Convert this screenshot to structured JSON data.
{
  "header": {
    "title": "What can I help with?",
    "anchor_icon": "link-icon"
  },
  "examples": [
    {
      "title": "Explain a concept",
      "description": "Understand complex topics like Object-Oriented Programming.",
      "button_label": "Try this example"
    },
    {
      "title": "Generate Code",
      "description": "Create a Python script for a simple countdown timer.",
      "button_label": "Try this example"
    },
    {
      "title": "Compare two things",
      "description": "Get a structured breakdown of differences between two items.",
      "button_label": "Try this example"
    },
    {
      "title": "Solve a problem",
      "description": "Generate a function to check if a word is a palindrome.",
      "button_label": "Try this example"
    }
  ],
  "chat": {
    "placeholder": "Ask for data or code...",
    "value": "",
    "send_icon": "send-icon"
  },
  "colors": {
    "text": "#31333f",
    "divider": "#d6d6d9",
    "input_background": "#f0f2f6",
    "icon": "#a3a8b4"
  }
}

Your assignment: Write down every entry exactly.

Exercise output:
Convert this screenshot to structured JSON data.
{
  "header": {
    "title": "What can I help with?",
    "anchor_icon": "link-icon"
  },
  "examples": [
    {
      "title": "Explain a concept",
      "description": "Understand complex topics like Object-Oriented Programming.",
      "button_label": "Try this example"
    },
    {
      "title": "Generate Code",
      "description": "Create a Python script for a simple countdown timer.",
      "button_label": "Try this example"
    },
    {
      "title": "Compare two things",
      "description": "Get a structured breakdown of differences between two items.",
      "button_label": "Try this example"
    },
    {
      "title": "Solve a problem",
      "description": "Generate a function to check if a word is a palindrome.",
      "button_label": "Try this example"
    }
  ],
  "chat": {
    "placeholder": "Ask for data or code...",
    "value": "",
    "send_icon": "send-icon"
  },
  "colors": {
    "text": "#31333f",
    "divider": "#d6d6d9",
    "input_background": "#f0f2f6",
    "icon": "#a3a8b4"
  }
}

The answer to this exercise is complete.